Friday at Createasphere started off with a keynote from Butch Lazorchak of the Library of Congress. For a budding archivist like me this was a real treat. He spent the beginning of the session differentiating between DAM’s and LAM’s (Library, Archives, Museums). He explained how each had its own data concerns. However different their concerns may be, there is a need to preserve their assets for the long term; it’s just that proper win/win incentives need to be found. The Library of Congress has five incentives for DAM’s to preserve their assets:
1. Self Interest Paradox – Being selfish can help others accidentally (DAM’s can help LAM’s by creating tools to preserve data and increase metadata accuracy)
2. Happy Data, Happy Users – Let your users control their data
3. Open Infrastructures – Open standards, tools, and formats lower costs and expand the possibilities for data
4. National Collaboration Engine – a DAM Software collaboration of NDSA; light-weight membership where groups can work together (www.digitalpreservation.gov/ndsa)
5. Karmic Wheel – Example: civil war daguerreotypes which were donated and later digitalized became a hit, one of which was used in National Geographic magazine.
Lazorchak also said that obsolescence isn’t happening as much now because vendors are now aware of it.

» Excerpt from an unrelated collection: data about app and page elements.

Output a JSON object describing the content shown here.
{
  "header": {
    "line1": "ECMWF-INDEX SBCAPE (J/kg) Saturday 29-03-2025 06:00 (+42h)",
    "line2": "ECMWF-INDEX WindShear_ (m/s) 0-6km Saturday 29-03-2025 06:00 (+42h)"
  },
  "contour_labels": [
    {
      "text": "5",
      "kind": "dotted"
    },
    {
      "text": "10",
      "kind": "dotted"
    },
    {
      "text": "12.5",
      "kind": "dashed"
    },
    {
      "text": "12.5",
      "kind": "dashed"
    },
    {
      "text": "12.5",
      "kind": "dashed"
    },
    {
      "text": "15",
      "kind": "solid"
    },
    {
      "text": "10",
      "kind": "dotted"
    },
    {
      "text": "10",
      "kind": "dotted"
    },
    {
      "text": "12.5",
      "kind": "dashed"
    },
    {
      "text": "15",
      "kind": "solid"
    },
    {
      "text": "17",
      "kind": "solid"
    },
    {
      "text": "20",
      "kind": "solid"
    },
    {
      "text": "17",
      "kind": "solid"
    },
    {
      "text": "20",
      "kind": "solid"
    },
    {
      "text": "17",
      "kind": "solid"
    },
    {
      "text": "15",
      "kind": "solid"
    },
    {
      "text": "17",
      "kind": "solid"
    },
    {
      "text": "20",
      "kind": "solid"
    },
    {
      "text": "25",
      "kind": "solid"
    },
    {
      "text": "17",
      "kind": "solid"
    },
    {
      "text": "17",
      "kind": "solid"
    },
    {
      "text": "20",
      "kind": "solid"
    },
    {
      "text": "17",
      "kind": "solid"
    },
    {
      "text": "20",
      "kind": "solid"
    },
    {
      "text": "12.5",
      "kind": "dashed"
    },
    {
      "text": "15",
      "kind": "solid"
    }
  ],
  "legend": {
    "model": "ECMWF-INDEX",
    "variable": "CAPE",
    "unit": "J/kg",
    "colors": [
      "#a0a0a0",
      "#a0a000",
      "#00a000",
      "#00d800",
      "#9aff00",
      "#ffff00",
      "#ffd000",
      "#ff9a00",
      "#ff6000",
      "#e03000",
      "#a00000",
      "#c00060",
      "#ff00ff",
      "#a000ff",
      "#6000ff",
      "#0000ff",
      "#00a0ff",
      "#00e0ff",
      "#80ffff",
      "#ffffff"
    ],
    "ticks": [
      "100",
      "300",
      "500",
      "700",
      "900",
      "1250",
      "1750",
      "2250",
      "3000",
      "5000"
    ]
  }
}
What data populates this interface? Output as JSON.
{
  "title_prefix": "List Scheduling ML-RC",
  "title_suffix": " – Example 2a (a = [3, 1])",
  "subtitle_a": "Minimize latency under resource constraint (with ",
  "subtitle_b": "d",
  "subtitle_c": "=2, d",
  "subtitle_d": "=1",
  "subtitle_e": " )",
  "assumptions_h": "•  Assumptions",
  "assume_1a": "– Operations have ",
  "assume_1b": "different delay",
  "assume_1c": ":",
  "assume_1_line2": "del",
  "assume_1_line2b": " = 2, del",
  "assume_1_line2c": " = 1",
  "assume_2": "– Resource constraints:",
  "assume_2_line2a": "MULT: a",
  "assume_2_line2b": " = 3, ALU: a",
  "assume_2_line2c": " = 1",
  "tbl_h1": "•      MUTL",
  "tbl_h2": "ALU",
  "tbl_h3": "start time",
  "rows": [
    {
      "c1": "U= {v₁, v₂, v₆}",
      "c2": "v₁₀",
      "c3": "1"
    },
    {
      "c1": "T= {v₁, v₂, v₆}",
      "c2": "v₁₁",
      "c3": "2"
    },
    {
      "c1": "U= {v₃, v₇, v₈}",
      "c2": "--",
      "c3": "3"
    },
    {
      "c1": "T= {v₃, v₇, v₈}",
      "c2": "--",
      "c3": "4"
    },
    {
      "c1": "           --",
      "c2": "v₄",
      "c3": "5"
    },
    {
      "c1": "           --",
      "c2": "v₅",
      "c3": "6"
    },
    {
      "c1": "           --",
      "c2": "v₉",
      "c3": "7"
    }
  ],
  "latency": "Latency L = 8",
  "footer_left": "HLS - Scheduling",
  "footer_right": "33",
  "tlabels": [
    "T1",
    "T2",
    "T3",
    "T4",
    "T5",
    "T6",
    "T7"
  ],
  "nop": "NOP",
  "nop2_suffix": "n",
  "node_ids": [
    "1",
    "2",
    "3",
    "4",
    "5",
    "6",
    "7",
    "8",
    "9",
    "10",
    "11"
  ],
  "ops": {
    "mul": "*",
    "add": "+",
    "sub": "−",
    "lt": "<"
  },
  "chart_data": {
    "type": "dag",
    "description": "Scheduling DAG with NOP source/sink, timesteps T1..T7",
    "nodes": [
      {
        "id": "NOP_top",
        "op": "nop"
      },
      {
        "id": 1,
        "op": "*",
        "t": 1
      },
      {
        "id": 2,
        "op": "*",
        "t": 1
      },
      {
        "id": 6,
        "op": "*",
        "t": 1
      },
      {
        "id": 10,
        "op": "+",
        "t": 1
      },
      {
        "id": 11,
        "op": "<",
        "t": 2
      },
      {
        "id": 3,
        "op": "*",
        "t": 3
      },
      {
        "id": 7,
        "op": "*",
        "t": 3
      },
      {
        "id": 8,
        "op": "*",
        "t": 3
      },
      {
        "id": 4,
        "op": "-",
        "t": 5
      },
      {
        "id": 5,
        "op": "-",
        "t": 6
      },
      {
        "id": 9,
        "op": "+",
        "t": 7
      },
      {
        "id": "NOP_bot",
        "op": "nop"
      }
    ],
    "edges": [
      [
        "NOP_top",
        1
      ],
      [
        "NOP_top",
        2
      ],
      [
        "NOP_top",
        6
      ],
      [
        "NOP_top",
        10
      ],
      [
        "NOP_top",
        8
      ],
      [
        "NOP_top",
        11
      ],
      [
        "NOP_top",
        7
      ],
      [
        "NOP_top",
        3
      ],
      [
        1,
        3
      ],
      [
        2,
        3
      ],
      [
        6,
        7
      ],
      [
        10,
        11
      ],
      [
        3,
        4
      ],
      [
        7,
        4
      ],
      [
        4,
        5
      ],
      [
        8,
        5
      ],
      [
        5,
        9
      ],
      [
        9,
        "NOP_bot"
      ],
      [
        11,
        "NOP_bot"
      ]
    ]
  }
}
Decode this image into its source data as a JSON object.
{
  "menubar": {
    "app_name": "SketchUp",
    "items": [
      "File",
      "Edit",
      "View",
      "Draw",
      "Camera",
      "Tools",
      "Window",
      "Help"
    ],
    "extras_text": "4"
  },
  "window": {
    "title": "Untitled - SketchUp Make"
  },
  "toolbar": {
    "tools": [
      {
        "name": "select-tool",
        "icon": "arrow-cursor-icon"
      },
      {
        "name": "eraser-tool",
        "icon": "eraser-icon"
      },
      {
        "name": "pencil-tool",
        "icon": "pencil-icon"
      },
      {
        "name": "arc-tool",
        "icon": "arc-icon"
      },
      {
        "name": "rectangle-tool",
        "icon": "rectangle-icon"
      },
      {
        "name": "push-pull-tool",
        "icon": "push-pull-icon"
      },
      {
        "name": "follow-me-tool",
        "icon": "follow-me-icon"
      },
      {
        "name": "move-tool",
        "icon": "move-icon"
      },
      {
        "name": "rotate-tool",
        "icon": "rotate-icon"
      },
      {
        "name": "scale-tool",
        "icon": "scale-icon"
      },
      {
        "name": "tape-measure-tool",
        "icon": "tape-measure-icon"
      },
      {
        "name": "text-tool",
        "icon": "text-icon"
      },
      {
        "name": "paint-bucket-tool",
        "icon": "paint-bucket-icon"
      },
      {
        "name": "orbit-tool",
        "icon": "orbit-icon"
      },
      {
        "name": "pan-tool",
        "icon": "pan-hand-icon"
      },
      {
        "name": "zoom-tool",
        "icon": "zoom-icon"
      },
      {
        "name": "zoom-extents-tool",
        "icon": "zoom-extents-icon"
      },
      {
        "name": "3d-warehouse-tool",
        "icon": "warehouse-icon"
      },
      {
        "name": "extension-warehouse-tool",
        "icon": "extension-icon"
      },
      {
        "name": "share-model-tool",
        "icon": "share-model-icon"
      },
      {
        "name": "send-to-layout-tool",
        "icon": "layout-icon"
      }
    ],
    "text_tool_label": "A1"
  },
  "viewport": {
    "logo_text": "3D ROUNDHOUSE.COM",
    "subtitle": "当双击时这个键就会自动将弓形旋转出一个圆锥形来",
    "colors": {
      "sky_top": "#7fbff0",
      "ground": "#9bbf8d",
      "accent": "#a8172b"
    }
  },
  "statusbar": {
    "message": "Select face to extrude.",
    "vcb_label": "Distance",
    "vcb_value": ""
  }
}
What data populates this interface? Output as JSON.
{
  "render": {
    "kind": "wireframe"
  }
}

The “I Want My DAM” session was the next. It was presented by David Ginsberg and Christy King, who highlighted the reasons why DAM professional need to show their work. You need to account for the money that you save; and not just big saving, little ones as well. Those little savings can really add up over time. For example, in the past you had to print out and mail a copy of a image whereas you can now simply scan and and email the image. The price of postage can add-up quick. The presenters suggested that you introduce your DAM in phases. If, for example, you don’t receive all the money that you wanted for the project you can scale the project back and roll out a DAM in phases to spread out the cost. You could contact your vendor to discuss options with scaling back the project or adding in a extra phase. The presenters did say that vendors tend to low-ball their prices, so to keep that in mind. However, money might not be the only limitation, time could be as well (another reason why phased-projects is the way to go). You also have to be careful not to isolate your data when you break your project into phases. They also stressed the importance of getting people on your side and keeping a paper trail or a diary from people with their thoughts on wanting a DAM system. When you have friends who want a DAM as much as you do, they would be the ones most willing to try your soft launch. This is similar to beta testing and it would be better to work out your bugs on these “friendlies”. They stressed the importance of communicating with people, being up-front in what you are able to produce is always better in the long run.